What’s the difference between 32-bit vs 64-bit architecture in Windows? Here’s a clue: Ones & Zeros

Computers are one of those things that don’t come with a manual. If at all they did, we would strongly advise you toss that right out the window and opt for a need-to-know self-education as only trial and error can teach you. Upgrading to a new computer or buying your very first one can be challenging when you’re not privy to the industry lingo. One such challenge is knowing the difference between 32-bit vs 64-bit operating systems. But don’t fret. Here, let’s break it down for you:

The Numbers: Binary Code

Here’s the short version: A computer doesn’t count on its hands and toes as the rest of us puny humans. Computers only understand binary code. Those 0’s and 1’s add up to make a bit. No pun intended. So for each bit, you get 2 values. (2-bit is 2 to the power 2 or 2^2, giving you 4, while 3-bit is 2^3 to give you 8). On and on.

Advertisement - Continue reading below

You should also know that 8 bits make a byte.

As such, a 32-bit (also known as x86) operating system is designed to take advantage of a 32-bit processor which processes 4 bytes (4 x 8 =32-bit) for each CPU cycle. A 32-bit CPU processes  2^32=4,294,967,296 values. That’s roughly 4 gigabytes of RAM that a 32-bit computer can play with. Anything more than that will be wasted.

The same applies to the 64-bit (or x64) system. A 64-bit CPU does double what its 32-bit counterpart can process at 8 bytes (8 x 8 = 64-bit) per CPU cycle.
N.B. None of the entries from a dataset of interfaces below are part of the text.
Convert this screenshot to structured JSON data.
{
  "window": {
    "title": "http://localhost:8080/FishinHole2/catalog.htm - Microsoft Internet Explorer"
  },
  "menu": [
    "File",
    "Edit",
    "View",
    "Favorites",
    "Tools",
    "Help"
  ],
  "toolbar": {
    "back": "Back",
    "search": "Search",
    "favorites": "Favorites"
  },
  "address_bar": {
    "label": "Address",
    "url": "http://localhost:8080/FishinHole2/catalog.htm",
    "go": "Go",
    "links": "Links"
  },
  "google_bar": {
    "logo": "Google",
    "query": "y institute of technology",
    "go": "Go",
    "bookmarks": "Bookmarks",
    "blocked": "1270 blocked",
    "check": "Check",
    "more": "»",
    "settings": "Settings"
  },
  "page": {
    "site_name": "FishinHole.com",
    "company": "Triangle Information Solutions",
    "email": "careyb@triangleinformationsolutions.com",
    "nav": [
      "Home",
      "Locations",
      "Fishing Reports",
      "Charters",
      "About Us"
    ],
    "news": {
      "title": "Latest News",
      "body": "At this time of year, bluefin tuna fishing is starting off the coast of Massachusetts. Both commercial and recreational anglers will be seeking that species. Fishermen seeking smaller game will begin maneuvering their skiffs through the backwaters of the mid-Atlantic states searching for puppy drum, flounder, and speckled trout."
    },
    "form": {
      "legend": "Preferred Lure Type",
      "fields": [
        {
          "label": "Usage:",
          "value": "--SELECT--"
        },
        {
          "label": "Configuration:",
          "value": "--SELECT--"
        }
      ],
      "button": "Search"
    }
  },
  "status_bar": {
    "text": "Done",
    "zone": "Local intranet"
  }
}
To further break this down, you get 2^64=18,446,744,073,709,551,616 values.  I personally stopped counting at the trillions, but if you can go further, be my guest. Officially, 64-bit CPUs can accommodate roughly 2 terabytes of RAM, if at all you can get your hands on that much and have the space to fit it. That’s a lot of numbers showing just how powerful a 64-bit processor can be in comparison to the 32-bit.

How to check if you’re using 32-bit vs 64-bit

32-bit vs 64-bit

We will head to the System/System and Security in the Control Panel for this. A shortcut is to open a new Window:

>>Right Click on My Computer/This PC

>>Select Properties (at the bottom)

Under System Type, you will see the version of operating system and processor running on your PC. Please note that a 32-bit operating system can comfortably run on a 64-bit CPU. But not the other way round, so don’t even bother. 64-bit software is backwards compatible, so it can support 32-bit architecture as well.

Pros and Cons of using 32-bit vs 64-bit OS

RAM: 64-bit CPUs can utilize an nth amount of RAM efficiently to speed up your system. A theoretical figure would be 16 Exabytes or should we say, 16.8 million terabytes of RAM. That’s clearly an impractical amount of RAM to cram into a motherboard. On the other hand, a 32-bit system is limited to only 4 GB of RAM. Sure, you can add more, if you want to. The CPU just won’t be able to utilise it.

Virtual Memory per process: A 32-bit architecture can only allocate a maximum of 2 GB of virtual memory a PC can use as RAM in a pinch. With 64-bit, everything gets theoretical at a colossal figure of 8 terabytes of virtual memory. That’s more than enough virtual juice to run heavy apps like games, image editing software, your Virtualbox, name it.

Advanced Security features: Windows provides additional security features in their 64-bit architecture that you don’t find in 32-bit. This includes Data Execution Protection (D.E.P), Kernel Patch Protection, Mandatory Driver Signing, Address Space Layout Randomisation and more. You won’t find that

Legacy Software: Deprecated 16-bit legacy software by default won’t run on 64-bit architecture. The best you can hope for is using it in a virtual environment or closing that chapter altogether. As we mentioned before, 32-bit software will work fine with 64-bit systems for the most part. Windows even creates their own Programs folder to differentiate them from their 64-bit counterparts. That said, they won’t be able to enjoy the performance boost of a spruced up 64-bit architecture.

Driver compatibility: There’s little monetary incentives for some companies to release 64-bit drivers for their older devices. Not when they can quietly let them die a natural death and nudge their clients to upgrade to newer models. So your old printer released decades ago will have a tough time working.


Featured Image: livewire.com